Four years after starting their treatment, 90 percent of these patients were still alive, and 84 percent were cancer-free. However, the treatment did not improve the outcomes in T-cell lymphoblastic lymphoma (T-LL) patients.
These findings show that despite the high survival rates of this population, there’s still room for improvement in their long-term outcomes without raising safety concerns.
The data will be presented at the upcoming American Society of Clinical Oncology (ASCO) Annual Meeting, taking place June 1-5 in Chicago. The presentation is titled “COG AALL0434: A randomized trial testing nelarabine in newly diagnosed t-cell malignancy.”
Arranon, by Novartis, is marketed as Atriance in the European Union. It is approved for the treatment of T-ALL and T-LL patients who did not respond to at least two prior lines of therapy. Now researchers are examining Arranon’s effectiveness in patients who have not received any prior treatment.
The trial (NCT00408005) enrolled 1,895 patients, between 1 and 30 years old, with newly diagnosed T-cell cancers. Most (94%) had T-ALL, and the remaining had T-LL. This was the largest randomized clinical trial ever performed in newly diagnosed T-ALL and T-LL.
“T-ALL is a disease that requires the use of a very intense and complex chemotherapy regimen. Historically, about 80% of people live at least four years after being treated for their disease, but we felt we could and must do better,” Kimberly Dunsmore, MD, a professor at the Virginia Tech Carilion School of Medicine in Roanoke and lead study author, said in a press release. “Our trial shows that we could further increase survival rates by about 10%, which is very encouraging.”
Participants were treated with the standard chemotherapy regimen — called COG augmented Berlin-Frankfurt-Munster chemotherapy — with either high-dose methotrexate or gradually increasing doses of methotrexate.
Patients with a moderate or high risk for cancer recurrence were then randomly assigned to receive Arranon or not.
Of the T-ALL patients, 90.2% were still alive after four years, and 84.3% were cancer-free.
For those who received Arranon, 88.9% remained disease-free at least four years after starting treatment, compared with only 83.3 percent of the moderate- to high-risk patients who did not receive Arranon.

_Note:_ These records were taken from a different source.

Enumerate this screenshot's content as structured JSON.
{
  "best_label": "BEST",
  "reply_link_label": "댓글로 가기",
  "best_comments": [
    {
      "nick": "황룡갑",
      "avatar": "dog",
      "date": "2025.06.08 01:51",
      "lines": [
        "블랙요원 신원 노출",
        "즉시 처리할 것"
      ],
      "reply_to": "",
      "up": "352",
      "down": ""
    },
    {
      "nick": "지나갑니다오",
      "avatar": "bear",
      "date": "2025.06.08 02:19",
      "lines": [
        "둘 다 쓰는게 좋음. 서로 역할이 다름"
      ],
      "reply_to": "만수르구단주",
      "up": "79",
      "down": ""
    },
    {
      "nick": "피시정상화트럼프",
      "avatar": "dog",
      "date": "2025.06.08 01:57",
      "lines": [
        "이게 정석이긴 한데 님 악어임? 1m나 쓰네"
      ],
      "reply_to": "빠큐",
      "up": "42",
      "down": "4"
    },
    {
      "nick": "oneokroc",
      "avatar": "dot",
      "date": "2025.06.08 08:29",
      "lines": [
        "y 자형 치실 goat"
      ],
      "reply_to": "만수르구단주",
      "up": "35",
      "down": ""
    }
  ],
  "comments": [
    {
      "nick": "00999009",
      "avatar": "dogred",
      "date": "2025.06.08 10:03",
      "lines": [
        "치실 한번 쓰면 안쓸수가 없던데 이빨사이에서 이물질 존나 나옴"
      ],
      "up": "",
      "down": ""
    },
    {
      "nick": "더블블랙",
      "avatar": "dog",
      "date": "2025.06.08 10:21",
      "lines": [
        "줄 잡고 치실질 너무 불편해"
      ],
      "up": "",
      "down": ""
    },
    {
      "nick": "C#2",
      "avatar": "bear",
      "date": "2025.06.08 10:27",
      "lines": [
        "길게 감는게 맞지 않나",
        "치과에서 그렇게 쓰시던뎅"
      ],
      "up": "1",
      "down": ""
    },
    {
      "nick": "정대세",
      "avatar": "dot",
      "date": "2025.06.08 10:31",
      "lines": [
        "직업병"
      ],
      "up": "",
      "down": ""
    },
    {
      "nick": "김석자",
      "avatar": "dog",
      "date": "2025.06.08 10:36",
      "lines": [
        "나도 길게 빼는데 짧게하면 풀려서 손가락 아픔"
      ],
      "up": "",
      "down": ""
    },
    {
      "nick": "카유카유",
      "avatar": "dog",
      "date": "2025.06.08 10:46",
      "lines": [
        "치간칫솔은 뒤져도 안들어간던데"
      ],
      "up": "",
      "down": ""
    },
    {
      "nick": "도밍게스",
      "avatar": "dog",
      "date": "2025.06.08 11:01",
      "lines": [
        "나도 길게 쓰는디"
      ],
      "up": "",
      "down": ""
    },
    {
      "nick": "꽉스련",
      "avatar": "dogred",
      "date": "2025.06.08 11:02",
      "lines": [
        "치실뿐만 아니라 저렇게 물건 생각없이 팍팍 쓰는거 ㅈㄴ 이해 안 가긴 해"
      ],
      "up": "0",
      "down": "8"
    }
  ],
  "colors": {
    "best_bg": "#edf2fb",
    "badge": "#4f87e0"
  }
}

However, Arranon did not improve the outcomes of T-LL patients, 85% of whom were disease-free at four years, compared with 89% of the control patients.
Arranon was particularly beneficial for T-ALL patients who received escalating doses of methotrexate, 92.2% of whom were leukemia-free at four years, compared with 86.2% in the high-dose methotrexate group.
A total of 43 patients did not achieve cancer remission after the initial treatment phase and were given high-dose methotrexate plus Arranon. More than half (54.8%) of them survived four years without signs of the disease. This is a significant improvement, because historically only about 20 percent of T-ALL patients who do not achieve cancer remission live another three years.
The addition of Arranon did not raise any new safety concerns, compared with standard chemotherapy. All treatment regimens showed acceptable overall toxicity and neurotoxicity profiles.
The researchers believe that Arranon “should become a new standard of care” for children and young adults with T-ALL.
“As oncologists, we are constantly striving for better care and outcomes for our patients, even in cancers where survival rates are relatively high compared with others. We now know it’s possible to significantly boost survival in children and young adults with rare forms of leukemia and lymphoma, without introducing additional harsh side effects that can impair their quality of life,” said Bruce E. Johnson, MD, ASCO president.